John Lewis Reeder grew up listening to music of the late 1950s and early 1960s; television didn’t exist in his world yet — it was only radio.
Why did you take that route?
“I loved to listen to my own voice,” Reeder laughs.
In 1963, he attended Grantham to obtain his radio telephone license. “Grantham allowed me to advance in radio,” Reeder says. He worked at five radio stations throughout California before later becoming the chief engineer at the UCLA Department of Theater, Film & Television. He eventually went on to teach television production there as well.
“Radio was cool,” Reeder says. It was evolving and becoming widely popular in the sixties, especially with the emergence of pop tunes — a genre that really took hold.
With some experience working at his high school radio station near Palos Verdes, Calif., and a desire to gain more, he attended Los Angeles City College and studied engineering while working nights at a local radio station.
Reeder needed his radio license, so he tracked down Grantham Electronics via Yellow Pages. He can still recall a small classroom on Sunset Boulevard, near Western Avenue.
“There were 20 or so men in the classroom [who] all had plans for radio back then,” Reeder says. “The teachers drummed everything into my head. It really paved the way for me.”
Reeder says his Grantham experience allowed him to do what he wanted for nearly 10 years. Upon obtaining his license, he started working at radio station KREO in Indio, Calif, for a massive $130 per week. In those days, he was known as “Johnny Lewis”.
He later moved to Santa Ana where in 1965, he began at KWIZ AM & FM. Reeder was the first DJ there to be hired under the “Request Radio” banner.
In 1970, he became the director of operations and engineering for Fullerton College's new television facility. Fullerton started offering television production classes the following year, so Reeder began teaching while working toward his professional teaching credential at UCLA. In just three years, Reeder constructed the first four-camera color mobile-unit for a west coast college or university and gave a young James Cameron — world-renowned director, producer and screenwriter best known for his films Terminator and Titanic — his first glimpse of tv production.

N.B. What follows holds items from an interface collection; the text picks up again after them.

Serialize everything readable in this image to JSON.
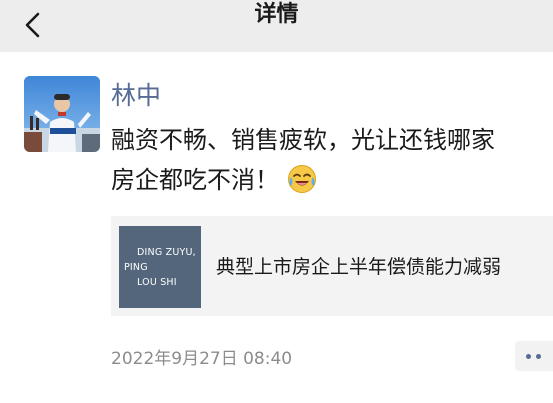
{
  "header": {
    "title": "详情",
    "back_icon": "chevron-left-icon"
  },
  "post": {
    "author": "林中",
    "text_line1": "融资不畅、销售疲软，光让还钱哪家",
    "text_line2": "房企都吃不消！",
    "emoji": "laughing-crying-emoji-icon",
    "link": {
      "thumb_line1": "DING ZUYU,",
      "thumb_line2": "PING",
      "thumb_line3": "LOU SHI",
      "title": "典型上市房企上半年偿债能力减弱"
    },
    "timestamp": "2022年9月27日 08:40",
    "more_icon": "more-dots-icon"
  },
  "colors": {
    "header_bg": "#ededed",
    "name_color": "#576b95",
    "card_bg": "#f3f3f3",
    "thumb_bg": "#53667c",
    "time_color": "#8c8c8c"
  }
}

Cameron gave a presentation at UCLA in 2016 where he mentioned Reeder’s production class and recognized it as a great starting point. Reeder said he was quite thrilled to get kudos from the award-winning director.
UCLA hired him on in 1978 as chief engineer, and though his new role didn’t entail teaching, he continued guest lecturing in production classes. He upgraded the UCLA Film & Television Studios three times, did voice-over work for student films and advanced the most major production elements to digital. After 38 years with UCLA, Reeder retired an authority on radio and television production who can proudly say he reached for more, and achieved more.
Read more about UA Grantham's history.